TASK OBJECTIVE: Tally the lines below that contain "browser". The number is the whole answer.

DATA TO USE:
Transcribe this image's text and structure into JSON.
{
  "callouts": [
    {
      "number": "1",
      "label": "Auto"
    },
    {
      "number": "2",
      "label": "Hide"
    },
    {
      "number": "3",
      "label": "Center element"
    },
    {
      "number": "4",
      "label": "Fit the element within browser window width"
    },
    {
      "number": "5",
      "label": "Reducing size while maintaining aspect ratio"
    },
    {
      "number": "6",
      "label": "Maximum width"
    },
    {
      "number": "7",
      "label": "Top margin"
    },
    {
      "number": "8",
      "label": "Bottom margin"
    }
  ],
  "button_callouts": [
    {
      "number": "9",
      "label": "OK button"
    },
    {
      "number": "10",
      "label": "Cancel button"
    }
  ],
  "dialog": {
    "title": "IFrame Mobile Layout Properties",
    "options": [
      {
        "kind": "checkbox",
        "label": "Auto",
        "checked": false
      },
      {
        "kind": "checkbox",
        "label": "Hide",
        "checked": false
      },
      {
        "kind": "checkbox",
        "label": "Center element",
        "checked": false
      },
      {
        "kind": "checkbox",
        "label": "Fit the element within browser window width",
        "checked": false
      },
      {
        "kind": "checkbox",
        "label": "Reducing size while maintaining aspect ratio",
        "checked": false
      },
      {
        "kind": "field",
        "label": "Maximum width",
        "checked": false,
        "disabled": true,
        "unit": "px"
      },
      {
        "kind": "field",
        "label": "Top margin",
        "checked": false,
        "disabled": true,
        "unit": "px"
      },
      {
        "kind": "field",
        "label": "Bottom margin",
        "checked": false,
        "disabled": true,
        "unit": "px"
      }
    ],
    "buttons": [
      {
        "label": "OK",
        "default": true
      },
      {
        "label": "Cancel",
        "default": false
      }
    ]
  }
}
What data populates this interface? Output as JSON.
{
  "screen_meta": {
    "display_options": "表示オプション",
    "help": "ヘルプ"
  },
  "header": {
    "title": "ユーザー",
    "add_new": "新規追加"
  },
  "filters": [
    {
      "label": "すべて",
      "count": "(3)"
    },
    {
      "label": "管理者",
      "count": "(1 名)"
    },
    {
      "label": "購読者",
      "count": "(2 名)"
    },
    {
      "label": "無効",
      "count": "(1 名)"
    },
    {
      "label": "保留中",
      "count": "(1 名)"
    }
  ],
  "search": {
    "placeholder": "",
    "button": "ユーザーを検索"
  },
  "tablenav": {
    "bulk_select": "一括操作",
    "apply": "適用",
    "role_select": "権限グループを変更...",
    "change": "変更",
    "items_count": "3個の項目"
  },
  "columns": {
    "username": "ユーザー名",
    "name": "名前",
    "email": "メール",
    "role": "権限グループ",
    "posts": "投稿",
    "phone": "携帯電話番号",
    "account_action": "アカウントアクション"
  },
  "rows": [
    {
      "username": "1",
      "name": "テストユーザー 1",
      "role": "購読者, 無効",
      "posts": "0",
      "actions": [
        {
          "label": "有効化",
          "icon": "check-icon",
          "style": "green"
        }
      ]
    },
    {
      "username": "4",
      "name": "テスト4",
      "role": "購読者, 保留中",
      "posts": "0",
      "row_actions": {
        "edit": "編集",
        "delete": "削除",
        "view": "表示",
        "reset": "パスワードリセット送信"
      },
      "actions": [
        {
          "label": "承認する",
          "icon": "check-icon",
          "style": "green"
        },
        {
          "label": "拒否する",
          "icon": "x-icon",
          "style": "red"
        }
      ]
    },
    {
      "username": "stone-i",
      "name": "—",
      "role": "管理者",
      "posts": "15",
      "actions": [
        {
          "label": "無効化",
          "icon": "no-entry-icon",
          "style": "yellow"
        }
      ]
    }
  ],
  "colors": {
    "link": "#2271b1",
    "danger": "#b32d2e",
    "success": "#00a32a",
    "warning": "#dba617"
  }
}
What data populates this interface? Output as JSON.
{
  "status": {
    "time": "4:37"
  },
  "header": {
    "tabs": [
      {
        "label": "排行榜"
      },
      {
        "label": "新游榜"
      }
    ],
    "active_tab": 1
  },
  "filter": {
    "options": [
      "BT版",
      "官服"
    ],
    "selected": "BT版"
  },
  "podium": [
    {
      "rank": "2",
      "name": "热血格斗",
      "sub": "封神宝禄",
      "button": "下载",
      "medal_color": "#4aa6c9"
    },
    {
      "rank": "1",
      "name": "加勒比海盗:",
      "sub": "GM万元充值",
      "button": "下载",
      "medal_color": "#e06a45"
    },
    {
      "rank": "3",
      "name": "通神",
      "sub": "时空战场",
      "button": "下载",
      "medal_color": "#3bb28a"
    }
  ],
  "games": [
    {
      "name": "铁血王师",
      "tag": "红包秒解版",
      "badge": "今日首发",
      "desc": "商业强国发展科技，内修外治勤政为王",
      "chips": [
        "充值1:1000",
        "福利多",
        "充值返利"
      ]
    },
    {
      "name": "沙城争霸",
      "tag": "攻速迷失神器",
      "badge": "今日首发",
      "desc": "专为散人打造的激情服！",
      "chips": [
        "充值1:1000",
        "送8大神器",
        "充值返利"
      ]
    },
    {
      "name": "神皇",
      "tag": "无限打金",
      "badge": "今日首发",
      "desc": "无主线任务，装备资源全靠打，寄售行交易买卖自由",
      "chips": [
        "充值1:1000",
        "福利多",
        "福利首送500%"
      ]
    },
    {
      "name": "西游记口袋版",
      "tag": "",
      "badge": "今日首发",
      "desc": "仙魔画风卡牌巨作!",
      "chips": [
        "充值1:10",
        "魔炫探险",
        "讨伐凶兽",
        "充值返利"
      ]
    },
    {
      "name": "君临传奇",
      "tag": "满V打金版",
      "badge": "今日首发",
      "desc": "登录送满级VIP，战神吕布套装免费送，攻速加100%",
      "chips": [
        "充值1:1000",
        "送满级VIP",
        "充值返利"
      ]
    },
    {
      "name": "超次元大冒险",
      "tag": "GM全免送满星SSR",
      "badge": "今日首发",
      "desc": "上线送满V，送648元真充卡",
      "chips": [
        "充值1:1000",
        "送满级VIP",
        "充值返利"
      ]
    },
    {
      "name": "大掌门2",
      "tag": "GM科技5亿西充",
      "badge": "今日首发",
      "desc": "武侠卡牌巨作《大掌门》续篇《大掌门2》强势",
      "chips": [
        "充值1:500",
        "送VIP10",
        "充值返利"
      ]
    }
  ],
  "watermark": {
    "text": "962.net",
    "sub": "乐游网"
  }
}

EXERCISE ANSWER: 2